When Prati and I both lived in New London a few years back, we had a nice symbiosis in our relationship: she fed me and I drove her places. She didn't learn how to drive until adulthood, whereas there were already many, many years between me and those times I drove into the garage door frame and over my brother's heel. Plus, agreeing to drive Prati to the supermarket most always worked in my favor.
The only time she drove us, she was visibly pregnant with Cayden as she non-nonchalantly ran a red light by the mall in Waterford. When the police pulled us over, she explained that the light turned yellow quickly and she was not willing to stop short and risk the seat belt impact harming the baby. The officer let us go.
Fast forward to this week. We're staying in her mom's house in Beawar, Rajasthan, full of cows, water filtered in clay pots and trash tossed out windows. At her mom's, everyone eats and prepares food on the floor, hand-washes clothes and doesn't blink when the power flickers at random intervals. And when we want to go out, to drink hot milk warmed for hours in fire-heated cauldrons or bring Cayden to a daycare, we travel there the local way, on Prati's late father's moped, she driving, me in back, and Cayden sandwiched in the middle.

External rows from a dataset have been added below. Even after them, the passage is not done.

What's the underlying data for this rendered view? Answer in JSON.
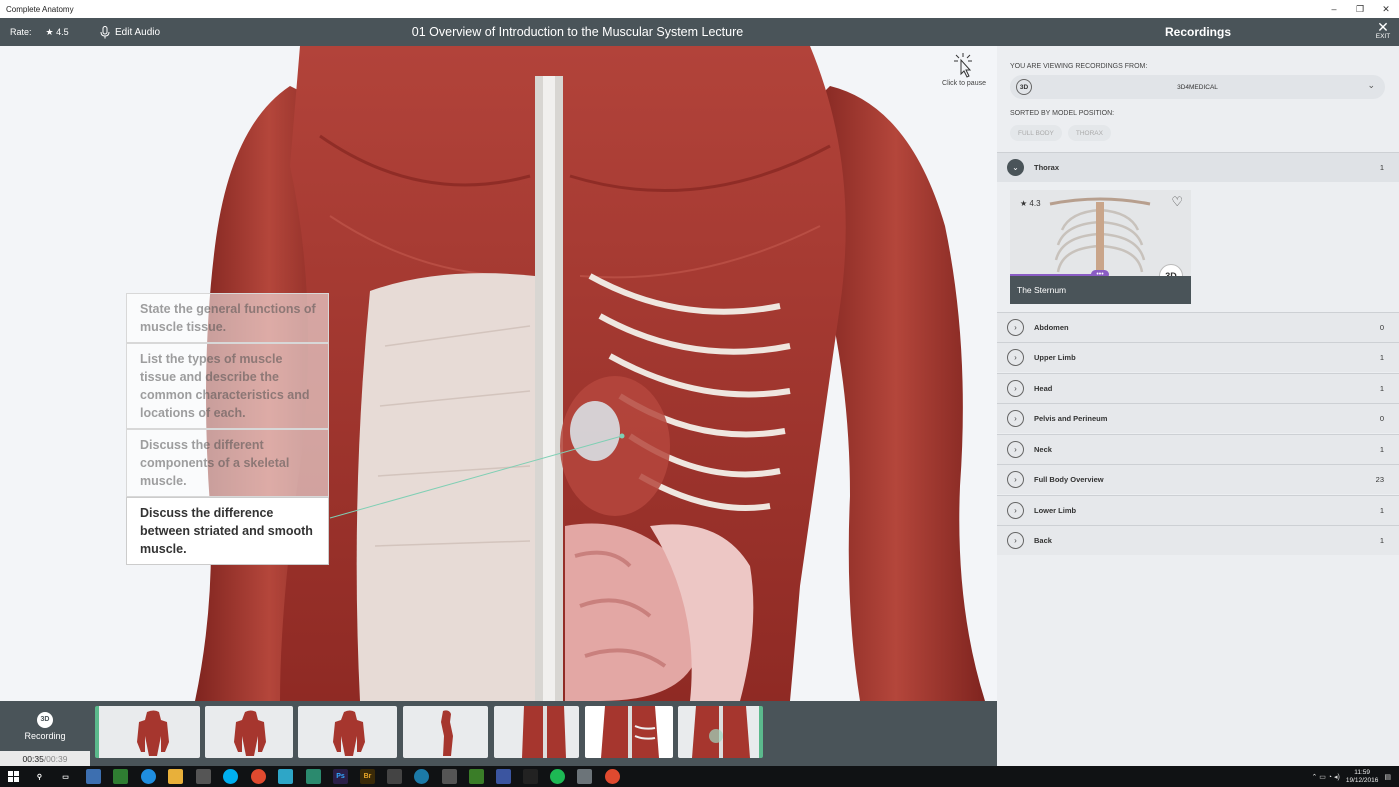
{
  "window": {
    "title": "Complete Anatomy",
    "minimize": "–",
    "maximize": "❐",
    "close": "✕"
  },
  "header": {
    "rate_label": "Rate:",
    "rate_value": "★ 4.5",
    "edit_audio": "Edit Audio",
    "lecture_title": "01 Overview of Introduction to the Muscular System Lecture",
    "panel_title": "Recordings",
    "exit_label": "EXIT"
  },
  "viewport": {
    "pause_label": "Click to pause",
    "objectives": [
      {
        "text": "State the general functions of muscle tissue.",
        "active": false
      },
      {
        "text": "List the types of muscle tissue and describe the common characteristics and locations of each.",
        "active": false
      },
      {
        "text": "Discuss the different components of a skeletal muscle.",
        "active": false
      },
      {
        "text": "Discuss the difference between striated and smooth muscle.",
        "active": true
      }
    ]
  },
  "timeline": {
    "recording_label": "Recording",
    "badge": "3D",
    "elapsed": "00:35",
    "total": "/00:39",
    "thumbnail_count": 7,
    "current_index": 5
  },
  "recordings": {
    "viewing_label": "YOU ARE VIEWING RECORDINGS FROM:",
    "source_badge": "3D",
    "source": "3D4MEDICAL",
    "sorted_label": "SORTED BY MODEL POSITION:",
    "sort_pills": [
      "FULL BODY",
      "THORAX"
    ],
    "sections": [
      {
        "label": "Thorax",
        "count": "1",
        "open": true
      },
      {
        "label": "Abdomen",
        "count": "0"
      },
      {
        "label": "Upper Limb",
        "count": "1"
      },
      {
        "label": "Head",
        "count": "1"
      },
      {
        "label": "Pelvis and Perineum",
        "count": "0"
      },
      {
        "label": "Neck",
        "count": "1"
      },
      {
        "label": "Full Body Overview",
        "count": "23"
      },
      {
        "label": "Lower Limb",
        "count": "1"
      },
      {
        "label": "Back",
        "count": "1"
      }
    ],
    "card": {
      "rating": "★ 4.3",
      "title": "The Sternum",
      "badge": "3D",
      "more": "•••"
    }
  },
  "taskbar": {
    "time": "11:59",
    "date": "19/12/2016"
  },
  "colors": {
    "header": "#4a5459",
    "muscle": "#a6362e",
    "accent_green": "#5bb98c",
    "accent_purple": "#8a5cc4"
  }
}
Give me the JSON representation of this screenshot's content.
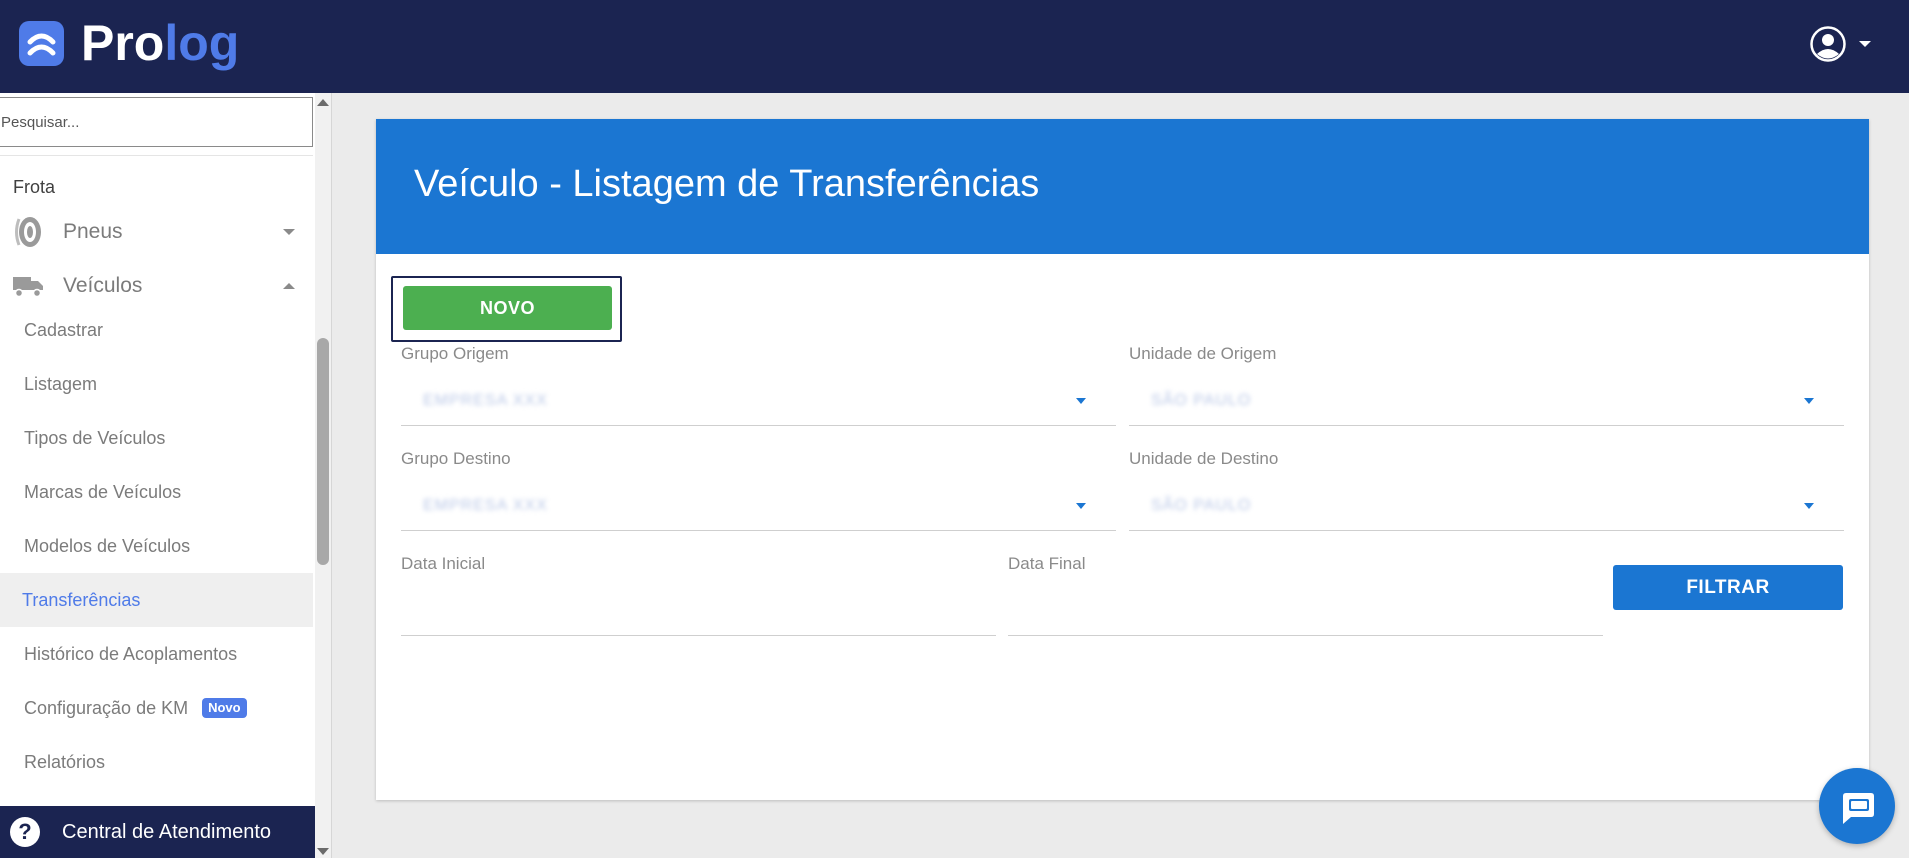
{
  "header": {
    "logo_part1": "Pro",
    "logo_part2": "log",
    "user_icon": "user-circle-icon"
  },
  "sidebar": {
    "search_placeholder": "Pesquisar...",
    "section": "Frota",
    "groups": [
      {
        "label": "Pneus",
        "icon": "tire-icon",
        "expanded": false
      },
      {
        "label": "Veículos",
        "icon": "truck-icon",
        "expanded": true
      }
    ],
    "items": [
      {
        "label": "Cadastrar"
      },
      {
        "label": "Listagem"
      },
      {
        "label": "Tipos de Veículos"
      },
      {
        "label": "Marcas de Veículos"
      },
      {
        "label": "Modelos de Veículos"
      },
      {
        "label": "Transferências",
        "active": true
      },
      {
        "label": "Histórico de Acoplamentos"
      },
      {
        "label": "Configuração de KM",
        "badge": "Novo"
      },
      {
        "label": "Relatórios"
      }
    ],
    "help": {
      "icon": "help-circle-icon",
      "label": "Central de Atendimento"
    }
  },
  "card": {
    "title": "Veículo - Listagem de Transferências",
    "novo_button": "NOVO",
    "fields": {
      "grupo_origem": {
        "label": "Grupo Origem",
        "value": "EMPRESA XXX"
      },
      "unidade_origem": {
        "label": "Unidade de Origem",
        "value": "SÃO PAULO"
      },
      "grupo_destino": {
        "label": "Grupo Destino",
        "value": "EMPRESA XXX"
      },
      "unidade_destino": {
        "label": "Unidade de Destino",
        "value": "SÃO PAULO"
      },
      "data_inicial": {
        "label": "Data Inicial",
        "value": ""
      },
      "data_final": {
        "label": "Data Final",
        "value": ""
      }
    },
    "filtrar_button": "FILTRAR"
  },
  "chat": {
    "icon": "chat-bubble-icon"
  },
  "colors": {
    "header_bg": "#1b2451",
    "brand_accent": "#4f7be8",
    "primary": "#1b76d2",
    "success": "#4caf50"
  }
}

It's terrifying, trusting one's welfare to a rickety bike and a friend with a... questionable... driving record on roads that are often unpaved and lack discernible rules. (In India, people honk to alert pedestrians they're about to be run over, to express impatience, to navigate blind curves and to create impromptu passing lanes.) Further, in this out-of-the-way locale, two tall women--one white and both dressed in Western clothes--create a stir wherever we go; ratchet that up every time we put in an appearance on the moped, dodging cows, auto rickshaws and men hauling carts full of produce.
More on Beawar ASAP, I hope; for now, we're off for lassis!